COPYRIGHT & COPYWRONG
This guide is intended to provide a brief introduction and answer frequently asked questions. It does not seek to be exhaustive and definitely cannot be taken as legal advice.
If you need legal support, we recommend that you contact colleagues at the HKBU Knowledge Transfer Office as they work with solicitors and legal advisers on a daily basis and can offer in-depth consultations and professional advice.
Q1 | What is copyright, and what can I do with it?
Copyright is the right given to the owner of an original work, both print or from the online environment, including:
Literary works such as books and computer software
Musical works such as musical compositions
Dramatic works such as plays
Artistic works such as drawings, paintings and sculptures, sound recordings, films, broadcasts and cable programmes
Typographical arrangement of published editions of literary, dramatic or musical works
You as the copyright owner has exclusive rights to reproduce, prepare derivative works, distribute, copy, perform or display your work. Unless you choose to transfer all or part of these rights as is often the case when signing copyright transfer agreements with publishers, you keep all your rights. Anyone who exercises these rights without your permission (except as in fair dealing) is deemed to commit copyright infringement.
Q2 | How long does copyright last?
Copyright does not last forever. Unlike the U.S. where protection is for 70 years, copyright protection in Hong Kong is for 50 years depending on the nature of your work:
Literary, dramatic, musical or artistic works and films (in general)
50 years from the end of the calendar year in which the author died. However, upon death of the author or creator, copyright passes on the heirs so even though Picasso is dead, his works are still protected.
50 years from the time it is made, or if during that period it is released, 50 years from the date of release.
50 years from the time the performance takes place or, if during that 50 year period, a recording of the performance is released, the protection lasts for 50 years from the date of release.
Q3 | Do I need to register my copyright? How and where is it protected?
Copyright is automatic - it arises when a work is created. Unlike other intellectual property such as patents, trademarks and industrial designs, you do not need to register for copyright protection. In fact, there is no official registry in Hong Kong for copyright registration. Whether your work has aesthetic value or is creative does not matter at all. An item as simple as a photograph taken by anyone is automatically protected.
Hong Kong is also bound by a group of international treaties to respect copyright in works of creators from other places, and most of the world is covered by these treaties. Your work is therefore recognized and protected in all parts of China (including Taiwan) and around the world.
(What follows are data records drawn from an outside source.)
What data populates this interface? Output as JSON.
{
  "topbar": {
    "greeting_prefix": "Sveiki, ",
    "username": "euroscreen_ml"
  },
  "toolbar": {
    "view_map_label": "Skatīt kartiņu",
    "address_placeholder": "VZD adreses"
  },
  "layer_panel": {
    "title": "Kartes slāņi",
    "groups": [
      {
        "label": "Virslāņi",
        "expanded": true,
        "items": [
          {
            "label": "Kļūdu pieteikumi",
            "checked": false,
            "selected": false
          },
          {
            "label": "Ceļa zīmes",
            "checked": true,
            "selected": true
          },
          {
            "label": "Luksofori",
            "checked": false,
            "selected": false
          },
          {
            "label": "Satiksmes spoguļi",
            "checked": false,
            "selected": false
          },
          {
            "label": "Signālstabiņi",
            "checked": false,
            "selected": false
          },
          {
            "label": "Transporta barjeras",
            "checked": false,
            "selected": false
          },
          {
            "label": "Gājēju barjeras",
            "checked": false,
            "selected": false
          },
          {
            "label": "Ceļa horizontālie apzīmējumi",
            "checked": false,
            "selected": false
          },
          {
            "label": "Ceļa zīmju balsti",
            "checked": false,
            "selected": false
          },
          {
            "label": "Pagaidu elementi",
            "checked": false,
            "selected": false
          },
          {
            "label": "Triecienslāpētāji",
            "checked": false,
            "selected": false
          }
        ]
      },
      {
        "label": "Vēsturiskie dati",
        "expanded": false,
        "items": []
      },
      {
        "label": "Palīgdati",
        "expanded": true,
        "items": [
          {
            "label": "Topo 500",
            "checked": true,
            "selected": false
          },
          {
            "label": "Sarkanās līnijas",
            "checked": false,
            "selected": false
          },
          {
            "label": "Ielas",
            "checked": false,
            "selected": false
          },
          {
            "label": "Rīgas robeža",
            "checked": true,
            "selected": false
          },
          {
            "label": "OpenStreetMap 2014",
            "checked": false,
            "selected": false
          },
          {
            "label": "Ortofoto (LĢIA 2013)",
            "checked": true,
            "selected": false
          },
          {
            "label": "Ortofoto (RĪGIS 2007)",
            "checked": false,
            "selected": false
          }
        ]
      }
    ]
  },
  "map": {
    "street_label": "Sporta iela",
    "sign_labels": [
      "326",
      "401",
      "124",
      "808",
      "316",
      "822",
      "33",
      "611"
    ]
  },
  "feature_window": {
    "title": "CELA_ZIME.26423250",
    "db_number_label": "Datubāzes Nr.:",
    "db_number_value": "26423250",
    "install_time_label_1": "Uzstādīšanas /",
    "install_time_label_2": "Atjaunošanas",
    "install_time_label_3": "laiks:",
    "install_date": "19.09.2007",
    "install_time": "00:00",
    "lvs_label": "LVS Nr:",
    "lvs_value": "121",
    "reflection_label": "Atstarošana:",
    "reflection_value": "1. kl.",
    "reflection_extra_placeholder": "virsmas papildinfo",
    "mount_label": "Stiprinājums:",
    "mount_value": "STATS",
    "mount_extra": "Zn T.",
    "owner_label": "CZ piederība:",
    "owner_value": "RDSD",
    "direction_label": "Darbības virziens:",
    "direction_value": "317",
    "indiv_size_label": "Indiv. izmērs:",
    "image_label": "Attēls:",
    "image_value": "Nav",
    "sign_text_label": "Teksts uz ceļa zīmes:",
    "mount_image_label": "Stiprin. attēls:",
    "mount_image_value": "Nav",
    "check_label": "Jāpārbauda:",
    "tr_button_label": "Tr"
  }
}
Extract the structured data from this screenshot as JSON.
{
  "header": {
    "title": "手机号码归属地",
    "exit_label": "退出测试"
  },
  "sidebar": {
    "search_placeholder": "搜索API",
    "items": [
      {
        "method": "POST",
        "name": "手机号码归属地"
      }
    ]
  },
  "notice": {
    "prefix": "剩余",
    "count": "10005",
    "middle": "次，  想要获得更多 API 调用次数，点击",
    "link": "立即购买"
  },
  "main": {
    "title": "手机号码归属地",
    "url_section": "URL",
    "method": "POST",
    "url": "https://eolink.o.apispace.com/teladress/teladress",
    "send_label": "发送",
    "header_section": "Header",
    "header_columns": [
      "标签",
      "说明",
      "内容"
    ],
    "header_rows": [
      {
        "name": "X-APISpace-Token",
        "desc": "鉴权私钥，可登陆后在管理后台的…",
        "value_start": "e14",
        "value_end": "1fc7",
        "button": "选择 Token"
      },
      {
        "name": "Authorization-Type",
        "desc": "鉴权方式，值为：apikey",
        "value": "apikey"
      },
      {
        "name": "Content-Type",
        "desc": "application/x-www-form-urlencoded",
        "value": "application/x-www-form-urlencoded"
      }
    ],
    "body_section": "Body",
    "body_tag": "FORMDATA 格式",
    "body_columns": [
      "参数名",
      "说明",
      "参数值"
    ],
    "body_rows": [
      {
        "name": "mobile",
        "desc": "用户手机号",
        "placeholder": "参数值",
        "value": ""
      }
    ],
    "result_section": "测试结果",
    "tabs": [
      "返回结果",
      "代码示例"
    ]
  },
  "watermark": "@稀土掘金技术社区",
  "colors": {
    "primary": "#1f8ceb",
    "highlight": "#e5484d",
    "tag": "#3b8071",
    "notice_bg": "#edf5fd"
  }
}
Q4 | Are there any copyright exceptions?
Exceptions in copyright law are intended to balance the rights of the owners and society as a whole for public good. This forms the basis for the fair dealing criteria. A work will only be infringed if a substantial part is taken, not only in terms of quantity but also quality. A musician copying a very catchy phrase from another song can be infringement even if that phrase is very short.
Subject to conditions, fair dealing for research and private study; criticism, review and news reporting, for use of works in library and school are permitted. Nevertheless you should still be cautious about possible infringement such as photocopying an unreasonable amount of a book. (See Q1 and Q2 on Fair Dealing & CC License.)
Q5 | How can I identify my copyright ownership?
It is good practice to include a copyright notice in your published work to indicate your ownership. The standard format is: © [year of first publication]. [name of copyright owner]. All rights reserved.
Example: © 2018. Hong Kong Baptist University. All rights reserved.
Please note however, that use of the '©' mark is not a sign of registration. it is simply a signal to others to respect your rights as the owner.
Q6 | Why is copyright so confusing and hard to understand?
Like all intellectual property laws, copyright laws are complex and can be seen as confusing, particularly when aspects such as fair dealing can appear to be unclear. The Intellectual Property Department tells us that it is best to understand copyright, as all other Intellectual property laws, that it is designed to "strike a balance between rights and responsibilities".
A good way to answer the above question is, as IPD said, instead of asking yourself "do I have the right to do this?", it is better to consider "would it be fair for someone to do this to me?".